Look Two Steps Back to See One Step Ahead: The Role of Grandmaternal and Grandpaternal Age on Grandchild Survival

Ken R. Smith, University of Utah
Heidi Hanson, Huntsman Cancer Institute
Geraldine P. Mineau, University of Utah

There is growing evidence that an individual’s reproductive history plays a role in affecting their risk of later-life mortality. The question we pose is broader and asks whether very early or very late ages at reproduction among grandparents affects survival among their grandchildren. In other words, if ego’s own parents were conceived by very young or very old parents (ego’s grandparents), does ego experience adverse or beneficial survival effects, independent of maternal and paternal ages? Using records on 225,000 grandchildren with complete data on their parents and their grandparents from the Utah Population Database, we find evidence that supports the prediction that not only do young mothers and older fathers confer a survival disadvantage to their children, but independently, younger grandparental ages are also associated with adverse survival outcomes of their grandchildren.

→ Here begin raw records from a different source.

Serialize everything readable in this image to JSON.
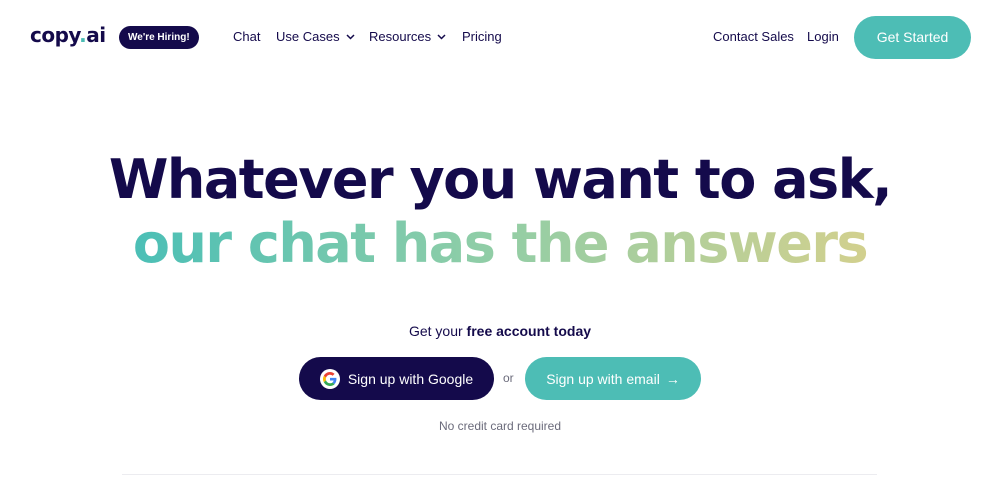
{
  "header": {
    "logo_main": "copy",
    "logo_dot": ".",
    "logo_suffix": "ai",
    "hiring_badge": "We're Hiring!",
    "nav": {
      "chat": "Chat",
      "use_cases": "Use Cases",
      "resources": "Resources",
      "pricing": "Pricing",
      "contact_sales": "Contact Sales",
      "login": "Login"
    },
    "cta": "Get Started"
  },
  "hero": {
    "line1": "Whatever you want to ask,",
    "line2": "our chat has the answers",
    "sub_prefix": "Get your ",
    "sub_bold": "free account today",
    "google_button": "Sign up with Google",
    "or": "or",
    "email_button": "Sign up with email",
    "email_arrow": "→",
    "note": "No credit card required"
  },
  "colors": {
    "navy": "#140a4b",
    "teal": "#4dbdb5",
    "gradient_end": "#d2d08e"
  }
}
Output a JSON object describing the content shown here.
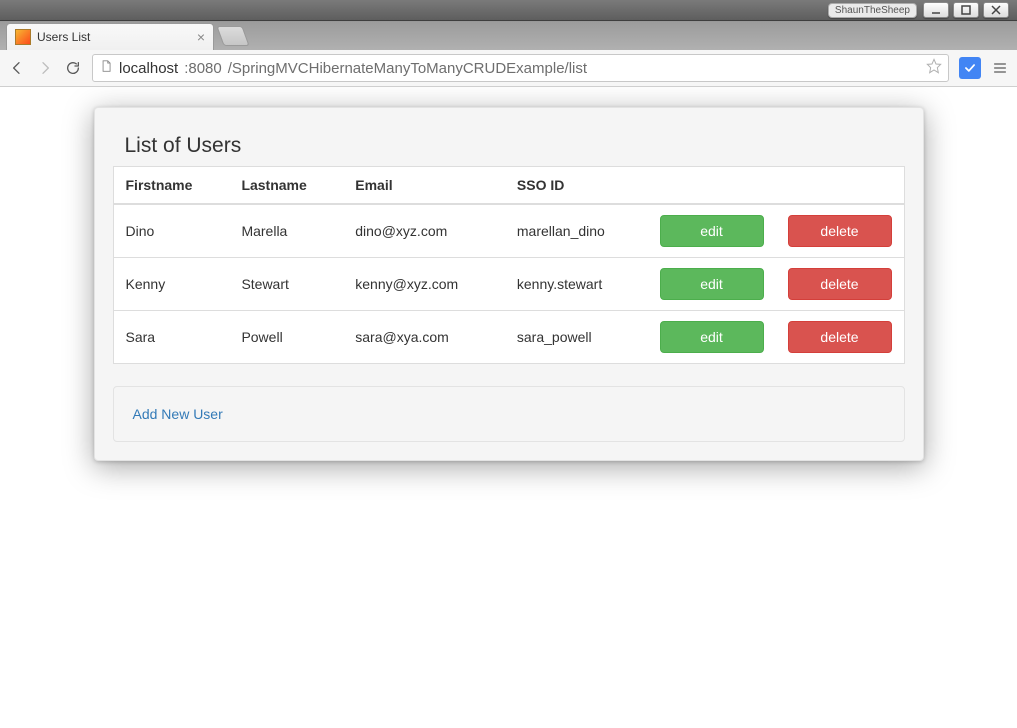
{
  "os": {
    "user_badge": "ShaunTheSheep"
  },
  "browser": {
    "tab_title": "Users List",
    "url_host": "localhost",
    "url_port": ":8080",
    "url_path": "/SpringMVCHibernateManyToManyCRUDExample/list"
  },
  "page": {
    "heading": "List of Users",
    "add_link_label": "Add New User",
    "edit_label": "edit",
    "delete_label": "delete",
    "columns": {
      "firstname": "Firstname",
      "lastname": "Lastname",
      "email": "Email",
      "sso_id": "SSO ID"
    },
    "users": [
      {
        "firstname": "Dino",
        "lastname": "Marella",
        "email": "dino@xyz.com",
        "sso_id": "marellan_dino"
      },
      {
        "firstname": "Kenny",
        "lastname": "Stewart",
        "email": "kenny@xyz.com",
        "sso_id": "kenny.stewart"
      },
      {
        "firstname": "Sara",
        "lastname": "Powell",
        "email": "sara@xya.com",
        "sso_id": "sara_powell"
      }
    ]
  }
}
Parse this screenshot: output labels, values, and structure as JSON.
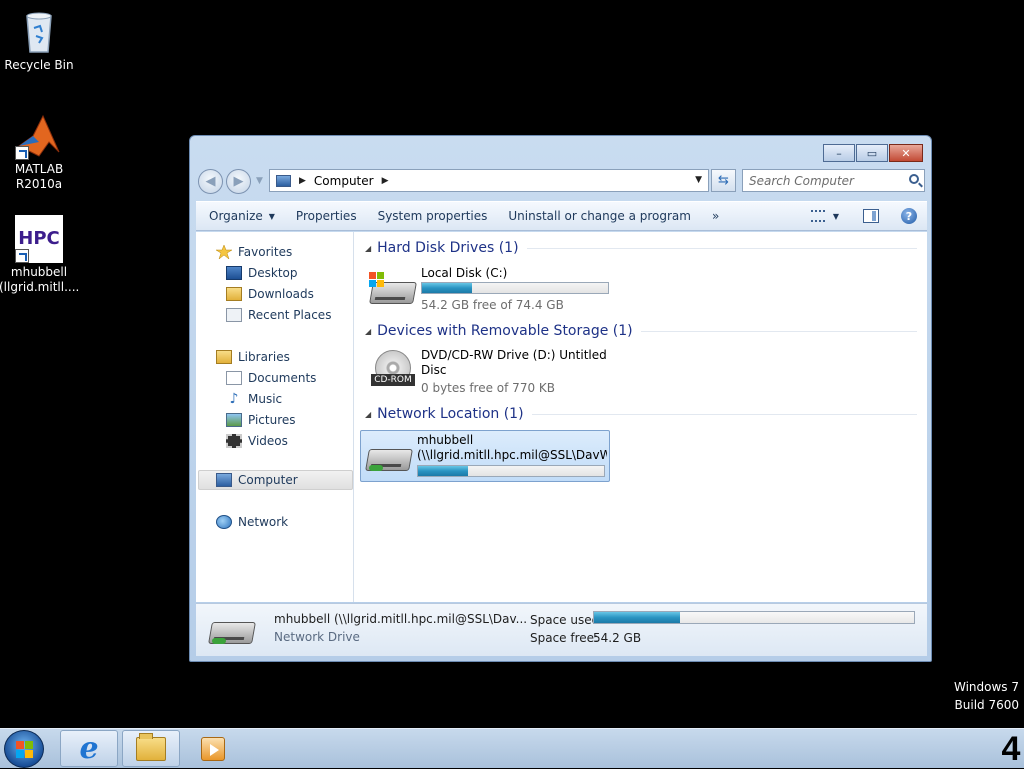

  See paper

Presented in Session 188: Predictors of Survival, Mortality and Longevity